Two Gods – Both are described as “God”, but there is a difference:

God identified – The phrase “with God” is translated from Pros ton theon.  Ton is the article, so it literally reads “with the God”.  Often in Greek when a noun, such as “God,” is used with the article “the,” there is emphasis upon the identity of the noun.  The article seems to be used when the One True God is specially designated, unless its insertion is unnecessary by the addition of “Father”.  Ton theon (the God) in this phrase therefore identifies this as the one true God.

The Word described – The other God in this phrase is “the Word” in the phrase “the Word was God”.  The “Word” is identified in verse 14 as the One who became Jesus.  Since John 1:1 distinguishes between God and the Word, the Word is not the same Person as that One True God.  The phrase “was God” does not have an article.  In Greek, when a noun is used without the article, there is emphasis on the character or quality of the noun.  The phrase “the Word was the God” therefore does not identify His Person, but describes His nature.

To summarize, the title “God”, referring to the One True God, identifies Who He is, but the phrase “was God”, referring to “the Word,” identifies what He is; His highly exalted nature.  Jesus is God, but He is not the same Person as the One True God.  Jesus is God because He is highly exalted: He alone existed with God when time began.  And God made all things “through Him” (v3).  But He is distinct from the One True God.

The Only Begotten God

John 1:18A few verses later John refers to the “Word” as “the only begotten God”:

No one has seen God at any time; the only begotten God who is in the bosom of the Father, He has explained Him” (John 1:18).

In the bosom of the Father” is translated by the NIV as “in closest relationship with the Father” and as “near to the Father’s heart” by the New Living Translation.

John 1:18, similar to John 1:1, identifies two distinct divine Beings:

God the Father – The first Being is called God.  He is also called “the Father” and He has never been seen.

The only begotten God – Since God is “the Father,” the other Being is His Son.  Since God is unseen, the Son is seen.

This verse is therefore very similar to John 1:1, and we reach the same conclusion.  Jesus is God, but He is not the One True God.  The title “God”, referring to the One True God identifies Who He is, but the phrase “the only begotten God” identifies what He is; His highly exalted nature.

The phrase “only begotten” is perhaps more significant that the title “God.”  John applied the phrase “only begotten” a number of times to Jesus.  This phrase is discussed in the next articleOnly Begotten Son”.
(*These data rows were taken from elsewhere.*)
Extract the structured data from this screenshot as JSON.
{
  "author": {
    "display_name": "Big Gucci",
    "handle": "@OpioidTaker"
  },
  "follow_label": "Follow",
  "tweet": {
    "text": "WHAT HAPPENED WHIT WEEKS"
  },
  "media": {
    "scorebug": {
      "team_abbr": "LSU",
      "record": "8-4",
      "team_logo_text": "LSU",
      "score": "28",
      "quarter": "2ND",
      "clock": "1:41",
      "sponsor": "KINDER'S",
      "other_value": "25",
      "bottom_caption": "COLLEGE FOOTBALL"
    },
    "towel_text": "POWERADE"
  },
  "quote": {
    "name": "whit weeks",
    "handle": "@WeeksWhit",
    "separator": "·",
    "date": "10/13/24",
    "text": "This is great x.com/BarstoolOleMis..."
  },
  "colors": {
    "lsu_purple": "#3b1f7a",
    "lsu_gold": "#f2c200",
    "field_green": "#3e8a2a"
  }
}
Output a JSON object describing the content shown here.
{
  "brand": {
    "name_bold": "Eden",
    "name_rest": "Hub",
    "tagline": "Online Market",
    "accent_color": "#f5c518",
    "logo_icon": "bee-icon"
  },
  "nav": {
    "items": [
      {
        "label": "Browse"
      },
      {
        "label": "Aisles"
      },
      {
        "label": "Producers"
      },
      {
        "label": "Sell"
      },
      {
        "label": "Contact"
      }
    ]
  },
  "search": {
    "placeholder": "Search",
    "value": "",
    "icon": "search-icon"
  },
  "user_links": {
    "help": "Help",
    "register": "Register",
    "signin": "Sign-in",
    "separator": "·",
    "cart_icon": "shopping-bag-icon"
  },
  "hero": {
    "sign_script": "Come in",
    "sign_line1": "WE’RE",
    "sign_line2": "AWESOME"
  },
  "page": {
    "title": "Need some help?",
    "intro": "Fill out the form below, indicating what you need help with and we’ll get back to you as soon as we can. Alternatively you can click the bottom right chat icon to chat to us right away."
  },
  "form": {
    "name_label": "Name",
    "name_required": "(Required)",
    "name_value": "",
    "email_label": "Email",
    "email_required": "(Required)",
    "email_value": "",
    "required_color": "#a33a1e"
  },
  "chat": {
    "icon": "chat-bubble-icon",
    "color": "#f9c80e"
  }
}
1 Timothy 3:16

In the KJV 1 Timothy 3:16 reads, “God was manifested in the flesh”, but the NASB reads “He who was revealed in the flesh”.  in the most ancient authorities, the word “God” does not occur.  See Bible Hub.  This verse is therefore not discussed.

Articles in the series: Is Jesus God?

1.    The three views of the Son
2.    Jesus existed prior to His birth in the form of God.
3.    Jesus in Colossians
4.    Did Jesus empty Himself of equality with God?
5.    Who is the Word?
6.    Jesus is not God.
7.    God is the Head of Christ.
8.    In the Bible Jesus is called God.
9.    Only Begotten Son of God
10.  God created all things through His Son.
11.  We must worship Jesus.
12.  Is Jesus God?